On August 14, 2004, Dhananjoy Chatterjee, a security guard in Kolkata, was hanged for the rape and murder of 18-year-old Hetal Parikh. The hanging took place on Chatterjee’s birthday, and was controversial for a number of reasons. Chatterjee was hanged after serving 14 years in jail. The campaign in favour of his execution was waged by Mira, the wife of Buddhadeb Bhattacharjee, the chief minister of West Bengal at the time. Legal activists pointed out that Chatterjee had been framed on the basis of an unsatisfactory investigation. According to his hangman, Chatterjee pleaded his innocence until the end.

Before Arindam Sil’s dramatisation of the events in his August 11 release Dhananjoy, filmmaker MS Sathyu had examined the case in the documentary The Right to Live. The 50-minute Public Service Broadcasting Trust documentary questions the rationale behind capital punishment.

Sathyu inserts file footage of his team’s interviews with Chatterjee and his family and juxtaposes their testimonies against the opinions of eminent lawyers on capital punishment. A large portion of the film is dedicated to the debate on whether capital punishment should be abolished in India.

Sathyu was initially denied access to Chatterjee by the West Bengal government for six months.

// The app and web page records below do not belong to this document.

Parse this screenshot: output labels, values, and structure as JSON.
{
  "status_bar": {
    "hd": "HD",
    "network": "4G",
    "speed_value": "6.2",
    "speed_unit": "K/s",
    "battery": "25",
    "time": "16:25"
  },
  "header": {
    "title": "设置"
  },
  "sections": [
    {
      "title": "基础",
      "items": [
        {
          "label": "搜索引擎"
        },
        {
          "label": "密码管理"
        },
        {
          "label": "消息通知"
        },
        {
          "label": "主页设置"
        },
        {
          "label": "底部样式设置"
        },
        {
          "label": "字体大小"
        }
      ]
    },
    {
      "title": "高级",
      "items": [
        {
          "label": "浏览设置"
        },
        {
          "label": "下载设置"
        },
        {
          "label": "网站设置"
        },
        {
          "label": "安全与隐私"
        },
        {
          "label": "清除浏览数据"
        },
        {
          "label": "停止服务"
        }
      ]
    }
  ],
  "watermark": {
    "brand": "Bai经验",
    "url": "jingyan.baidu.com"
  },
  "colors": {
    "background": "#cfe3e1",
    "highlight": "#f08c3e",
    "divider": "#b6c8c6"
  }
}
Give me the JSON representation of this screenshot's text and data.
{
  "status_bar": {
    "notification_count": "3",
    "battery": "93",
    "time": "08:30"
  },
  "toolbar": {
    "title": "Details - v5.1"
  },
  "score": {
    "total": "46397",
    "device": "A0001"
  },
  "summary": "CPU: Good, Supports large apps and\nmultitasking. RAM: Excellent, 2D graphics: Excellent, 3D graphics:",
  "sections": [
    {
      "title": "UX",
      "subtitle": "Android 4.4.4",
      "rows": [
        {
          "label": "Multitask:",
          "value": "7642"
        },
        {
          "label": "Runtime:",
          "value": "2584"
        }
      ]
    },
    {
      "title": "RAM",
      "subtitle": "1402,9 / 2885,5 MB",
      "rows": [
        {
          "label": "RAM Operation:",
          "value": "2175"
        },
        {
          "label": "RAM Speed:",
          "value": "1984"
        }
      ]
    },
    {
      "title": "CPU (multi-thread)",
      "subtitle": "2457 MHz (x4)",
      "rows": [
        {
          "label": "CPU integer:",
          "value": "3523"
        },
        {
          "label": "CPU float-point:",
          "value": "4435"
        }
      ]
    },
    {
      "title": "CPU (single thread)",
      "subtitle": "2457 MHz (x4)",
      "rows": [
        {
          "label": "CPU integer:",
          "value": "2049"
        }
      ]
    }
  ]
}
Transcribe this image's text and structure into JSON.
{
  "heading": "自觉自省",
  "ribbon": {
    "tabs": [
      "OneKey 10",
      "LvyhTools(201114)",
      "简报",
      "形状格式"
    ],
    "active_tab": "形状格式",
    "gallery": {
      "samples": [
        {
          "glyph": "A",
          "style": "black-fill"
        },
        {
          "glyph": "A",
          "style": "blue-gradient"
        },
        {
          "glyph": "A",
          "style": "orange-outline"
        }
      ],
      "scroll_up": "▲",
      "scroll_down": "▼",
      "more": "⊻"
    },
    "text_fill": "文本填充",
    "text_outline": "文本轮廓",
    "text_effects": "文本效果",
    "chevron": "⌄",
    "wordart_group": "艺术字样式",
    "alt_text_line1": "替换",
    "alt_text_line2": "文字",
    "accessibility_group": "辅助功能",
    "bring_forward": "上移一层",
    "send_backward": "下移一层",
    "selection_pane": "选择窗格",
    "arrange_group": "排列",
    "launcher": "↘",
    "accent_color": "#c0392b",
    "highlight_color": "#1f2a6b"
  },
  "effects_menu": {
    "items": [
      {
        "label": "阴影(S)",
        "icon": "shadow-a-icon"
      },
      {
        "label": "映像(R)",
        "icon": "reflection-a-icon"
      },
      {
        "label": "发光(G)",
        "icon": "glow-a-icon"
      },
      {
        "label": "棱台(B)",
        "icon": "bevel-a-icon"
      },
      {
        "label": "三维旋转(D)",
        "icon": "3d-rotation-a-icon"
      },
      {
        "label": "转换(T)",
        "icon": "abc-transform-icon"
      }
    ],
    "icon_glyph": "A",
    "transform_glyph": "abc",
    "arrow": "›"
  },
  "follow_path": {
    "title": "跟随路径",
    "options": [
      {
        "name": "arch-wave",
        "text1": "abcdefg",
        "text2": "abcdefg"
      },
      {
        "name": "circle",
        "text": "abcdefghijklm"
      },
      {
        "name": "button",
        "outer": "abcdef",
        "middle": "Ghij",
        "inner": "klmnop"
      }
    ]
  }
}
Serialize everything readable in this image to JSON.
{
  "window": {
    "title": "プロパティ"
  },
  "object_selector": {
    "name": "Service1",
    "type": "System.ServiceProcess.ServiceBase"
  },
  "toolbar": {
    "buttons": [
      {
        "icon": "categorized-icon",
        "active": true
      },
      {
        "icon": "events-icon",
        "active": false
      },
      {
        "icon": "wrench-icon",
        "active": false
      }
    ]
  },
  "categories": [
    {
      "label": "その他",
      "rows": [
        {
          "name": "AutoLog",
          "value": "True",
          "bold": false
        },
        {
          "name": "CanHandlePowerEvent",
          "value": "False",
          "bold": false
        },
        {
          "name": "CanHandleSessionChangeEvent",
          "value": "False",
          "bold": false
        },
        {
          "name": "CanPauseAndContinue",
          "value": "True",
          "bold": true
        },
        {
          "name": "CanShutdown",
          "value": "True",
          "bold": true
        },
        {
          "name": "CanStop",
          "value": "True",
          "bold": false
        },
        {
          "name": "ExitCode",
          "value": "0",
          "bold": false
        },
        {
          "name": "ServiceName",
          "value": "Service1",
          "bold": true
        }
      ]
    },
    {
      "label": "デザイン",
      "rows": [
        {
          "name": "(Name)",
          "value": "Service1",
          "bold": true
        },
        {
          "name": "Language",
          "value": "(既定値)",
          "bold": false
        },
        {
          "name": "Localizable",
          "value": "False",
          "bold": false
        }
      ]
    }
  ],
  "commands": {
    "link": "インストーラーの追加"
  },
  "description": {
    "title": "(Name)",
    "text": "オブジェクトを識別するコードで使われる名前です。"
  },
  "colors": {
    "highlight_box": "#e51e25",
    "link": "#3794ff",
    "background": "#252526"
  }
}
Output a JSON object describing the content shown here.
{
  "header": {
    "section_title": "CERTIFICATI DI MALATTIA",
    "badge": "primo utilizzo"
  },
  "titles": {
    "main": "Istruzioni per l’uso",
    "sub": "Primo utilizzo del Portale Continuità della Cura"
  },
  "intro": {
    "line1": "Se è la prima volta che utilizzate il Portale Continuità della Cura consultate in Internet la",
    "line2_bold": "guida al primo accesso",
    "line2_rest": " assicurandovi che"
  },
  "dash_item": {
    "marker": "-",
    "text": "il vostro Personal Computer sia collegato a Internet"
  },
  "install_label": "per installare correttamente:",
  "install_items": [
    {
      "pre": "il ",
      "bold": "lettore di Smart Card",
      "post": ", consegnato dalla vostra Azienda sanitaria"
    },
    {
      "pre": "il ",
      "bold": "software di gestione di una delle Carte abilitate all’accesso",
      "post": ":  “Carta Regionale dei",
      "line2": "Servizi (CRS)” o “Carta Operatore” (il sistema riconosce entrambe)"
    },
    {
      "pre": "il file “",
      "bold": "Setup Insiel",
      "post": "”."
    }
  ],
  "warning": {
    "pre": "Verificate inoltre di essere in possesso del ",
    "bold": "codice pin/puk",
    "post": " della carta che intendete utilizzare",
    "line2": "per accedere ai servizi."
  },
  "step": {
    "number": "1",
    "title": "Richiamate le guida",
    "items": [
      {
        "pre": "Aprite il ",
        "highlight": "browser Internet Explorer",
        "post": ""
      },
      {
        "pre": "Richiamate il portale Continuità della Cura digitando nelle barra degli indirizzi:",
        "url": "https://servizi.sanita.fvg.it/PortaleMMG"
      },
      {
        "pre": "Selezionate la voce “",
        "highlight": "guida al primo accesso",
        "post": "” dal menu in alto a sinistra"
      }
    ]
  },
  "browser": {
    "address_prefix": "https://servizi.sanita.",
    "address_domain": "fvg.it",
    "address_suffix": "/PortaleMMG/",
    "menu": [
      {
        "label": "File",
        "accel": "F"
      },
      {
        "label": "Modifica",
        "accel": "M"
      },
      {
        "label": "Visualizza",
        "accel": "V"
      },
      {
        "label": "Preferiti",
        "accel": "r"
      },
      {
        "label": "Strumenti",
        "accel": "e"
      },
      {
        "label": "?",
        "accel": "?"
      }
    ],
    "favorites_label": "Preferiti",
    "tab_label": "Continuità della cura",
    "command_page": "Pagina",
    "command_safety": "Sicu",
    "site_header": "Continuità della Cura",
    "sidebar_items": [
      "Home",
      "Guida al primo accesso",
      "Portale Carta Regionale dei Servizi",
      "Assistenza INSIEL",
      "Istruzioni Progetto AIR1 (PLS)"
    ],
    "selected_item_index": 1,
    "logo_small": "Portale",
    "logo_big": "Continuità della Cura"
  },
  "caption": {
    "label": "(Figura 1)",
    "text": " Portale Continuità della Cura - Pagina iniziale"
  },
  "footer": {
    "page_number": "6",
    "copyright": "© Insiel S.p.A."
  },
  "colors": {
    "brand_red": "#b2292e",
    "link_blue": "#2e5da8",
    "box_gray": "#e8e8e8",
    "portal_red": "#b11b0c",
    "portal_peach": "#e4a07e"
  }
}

It was only after he approached the Supreme Court that he was finally given permission on the condition that the documentary could not be broadcast before the President addressed Chatterjee’s mercy petition. Sathyu agreed to the condition.

In the film, Sathyu reads out the death sentence as his camera pans across the prison where Chatterjee was housed. His interview with Chatterjee is a trial in itself, but it is Chatterjee’s defence that leaves an impression. “If I’ve committed the crime, hang me. I’ve requested the President to examine me on the lie detector,” Chatterjee says.

Sathyu stages the scenes leading up to the murder to provide a background to the case. The interviews are shot in the traditional television format: a close-up followed by a slow zoom out as the subject begins to speak. Sometimes, it is the exact opposite: a wide shot for a few seconds followed by a gradual zoom-in.

The bits that are the toughest to sit through are the ones featuring Chatterjee’s father, who, having sold many portions of land to pay for lawyers’ fees, is a broken man. “The father felt it was all a police conspiracy to frame the family,” Sathyu explained in an interview to Open magazine. “They relented only after they saw a full-page picture of Dhananjoy looking out from behind bars in a Bengali tabloid and understood that we were only trying to help. They then agreed to an on-camera interview.”

Moving away from Chatterjee’s case, Sathyu widens the scope of the film towards a comprehensive discussion on capital punishment. In his interviews featuring such well-known lawyers and judges as Rajinder Sachar, YM Yusuf, VN Khare and Nitya Ramakrishnan, Sathyu turns over every aspect of capital punishment. There is an explanatory character to the conversations as the speakers address a wide range of topics: the argument of the rarest of rare crimes that guides the administration of capital punishment, the state’s right to take a person’s life, and the idea of good deterrents to harsh crimes.

The Right To Live.